Say how many of the lines below contain the word "Αβοκάντος"; nothing else belongs in the answer.

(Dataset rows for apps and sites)
━━━━━━━━

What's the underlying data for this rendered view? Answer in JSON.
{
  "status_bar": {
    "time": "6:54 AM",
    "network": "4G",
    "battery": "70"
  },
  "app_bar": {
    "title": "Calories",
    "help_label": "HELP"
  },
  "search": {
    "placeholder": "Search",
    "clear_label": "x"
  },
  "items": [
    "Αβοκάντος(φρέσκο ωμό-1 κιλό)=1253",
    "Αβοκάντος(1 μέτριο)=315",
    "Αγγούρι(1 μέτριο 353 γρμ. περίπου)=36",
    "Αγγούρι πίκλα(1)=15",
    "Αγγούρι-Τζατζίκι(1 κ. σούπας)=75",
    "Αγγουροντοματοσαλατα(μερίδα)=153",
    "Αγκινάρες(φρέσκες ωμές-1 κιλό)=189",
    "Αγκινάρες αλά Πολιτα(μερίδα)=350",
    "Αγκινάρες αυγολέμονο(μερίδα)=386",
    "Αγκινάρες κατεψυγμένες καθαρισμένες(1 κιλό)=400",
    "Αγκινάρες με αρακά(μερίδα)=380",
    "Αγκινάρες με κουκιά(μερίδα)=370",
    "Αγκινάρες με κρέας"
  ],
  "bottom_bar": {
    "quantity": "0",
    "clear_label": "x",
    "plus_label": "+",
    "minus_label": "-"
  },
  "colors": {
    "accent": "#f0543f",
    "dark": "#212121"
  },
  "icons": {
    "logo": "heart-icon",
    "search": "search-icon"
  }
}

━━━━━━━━

__Reply to the exercise__: 2